Scientists said a deer link is intriguing. Canadian researchers have found a unique coronaviruses variant in deer. The deer variant was different from other known ones, but the closest matches were collected from people in Michigan.
There is a chance that the new variant of the virus was spread among humans and mammals and then evolved into deer.
The taxidermist and his wife's case was not believed to have been caused by deer. He asked if there were other animals we were missing.
The data is not always clear-cut. In the fall of 2020, the U.S.D.A. tested a dozen cattle on a Wisconsin farm. Three of the cattle had low levels of immunity to the virus, according to a U.S.D.A. spokesman.
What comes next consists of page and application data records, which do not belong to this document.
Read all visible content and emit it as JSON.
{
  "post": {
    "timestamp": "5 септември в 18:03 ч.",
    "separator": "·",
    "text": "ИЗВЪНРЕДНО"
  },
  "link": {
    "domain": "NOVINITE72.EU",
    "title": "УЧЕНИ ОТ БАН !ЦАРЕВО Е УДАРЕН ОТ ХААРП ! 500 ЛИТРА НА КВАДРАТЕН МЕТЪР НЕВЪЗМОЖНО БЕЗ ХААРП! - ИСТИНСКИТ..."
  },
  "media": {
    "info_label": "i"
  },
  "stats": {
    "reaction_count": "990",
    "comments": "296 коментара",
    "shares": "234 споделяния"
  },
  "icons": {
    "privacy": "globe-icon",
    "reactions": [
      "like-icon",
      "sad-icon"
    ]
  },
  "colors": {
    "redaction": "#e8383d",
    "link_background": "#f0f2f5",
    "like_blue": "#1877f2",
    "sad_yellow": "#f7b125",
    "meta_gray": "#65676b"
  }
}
The findings did not meet the criteria for a positive result, according to Mr. Weger. Experiments show that cattle are not susceptible to the disease.
It is difficult to draw conclusions without more analysis, and the findings suggest a need to monitor livestock, according to outside experts.
Some are concerned that officials have not disclosed the findings from the investigations.
More details of the investigations will be published in scientific journals, according to Dr. Barton Behravesh, of the C.D.C.
Dr. Dutcher said that the U.S.D.A. would like to do more active monitoring on mink farms.
The U.S.D.A does not have any reports of active infections after 2020. There were two farms in Wisconsin and one in another unnamed state where researchers found anti-mink antibodies. Mr. Weger said in an email that there was no evidence of an outbreak on either farm.
The presence of antibodies suggests that the virus was undetected on the farms.
The director of veterinary sciences at the Center for a Humane Economy said that without surveilling, how would you know?
The vaccine may help slow the transmission on farms. It is possible that vaccinations could make infections more likely to be present.
She said that the United States should be testing both farm and mink employees regularly, as well as communicating the results in a timely way.
The web of transmission that may be going on with wildlife, farmed animals and humans needs to be understood.